Hårfjellet raised shoreline
Coordinates: UTM 32W 0622701 7217776, 65°3'39.2''N 11°36'30.6''E
Primary interests: Science, tourism, education
At Leka a shoreline level of ca 110 m.a.s.l. is easily recognized in many places, but is probably most spectacular at Hårfjellet, where it is developed as a wide terrace 108-110 m.a.s.l. In some parts the terrace is 30–40 meters wide.
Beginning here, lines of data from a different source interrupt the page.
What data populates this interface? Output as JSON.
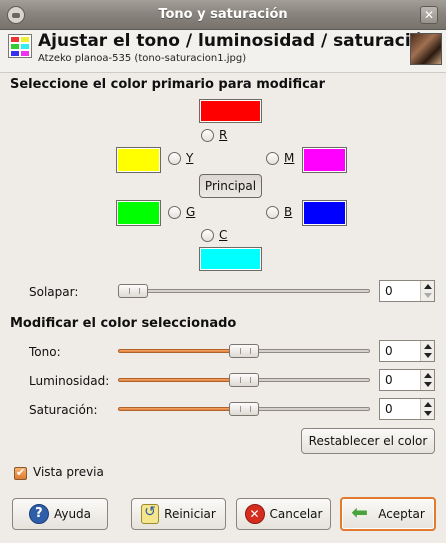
{
  "window": {
    "title": "Tono y saturación",
    "close_glyph": "✕"
  },
  "header": {
    "title": "Ajustar el tono / luminosidad / saturación",
    "subtitle": "Atzeko planoa-535 (tono-saturacion1.jpg)"
  },
  "primary_color": {
    "section_title": "Seleccione el color primario para modificar",
    "options": [
      {
        "key": "R",
        "label": "R",
        "color": "#ff0000"
      },
      {
        "key": "Y",
        "label": "Y",
        "color": "#ffff00"
      },
      {
        "key": "M",
        "label": "M",
        "color": "#ff00ff"
      },
      {
        "key": "G",
        "label": "G",
        "color": "#00ff00"
      },
      {
        "key": "B",
        "label": "B",
        "color": "#0000ff"
      },
      {
        "key": "C",
        "label": "C",
        "color": "#00ffff"
      }
    ],
    "master_button": "Principal",
    "overlap": {
      "label": "Solapar:",
      "value": "0"
    }
  },
  "modify": {
    "section_title": "Modificar el color seleccionado",
    "hue": {
      "label": "Tono:",
      "value": "0"
    },
    "lightness": {
      "label": "Luminosidad:",
      "value": "0"
    },
    "saturation": {
      "label": "Saturación:",
      "value": "0"
    },
    "reset_color_button": "Restablecer el color"
  },
  "preview": {
    "label": "Vista previa",
    "checked": true
  },
  "buttons": {
    "help": "Ayuda",
    "reset": "Reiniciar",
    "cancel": "Cancelar",
    "ok": "Aceptar"
  },
  "icons": {
    "help": "help-icon",
    "reset": "reset-icon",
    "cancel": "cancel-icon",
    "ok": "ok-icon"
  }
}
Out of several shorelines formed after the last Ice Age, the noteworthy main shoreline is a unique phenomenon in the Quaternary geology of Norway, and it is especially well developed in northern Norway. As the land rose relatively fast after as the ice had melted, falling sea levels left few traces in the landscape. However, occasionally the sea level remained constant long enough for visible shorelines to be eroded in solid rock or loose material. The main shoreline here was probably formed during Younger Dryas (12.800 – 11.500 years ago), when the rim of the ice sheet was at Lysfjordmana (geosite O4), about 20 km east of Leka.
The main shoreline can be observed at several sites in the geopark, but the terraces near Hårfjellet, and on Leka in general, are remarkable features and a great way of observing and illustrating the sea level changes.
The geosite has been used for science, but there is a potential for tourism and education. A trail on the terrace would be easy to arrange.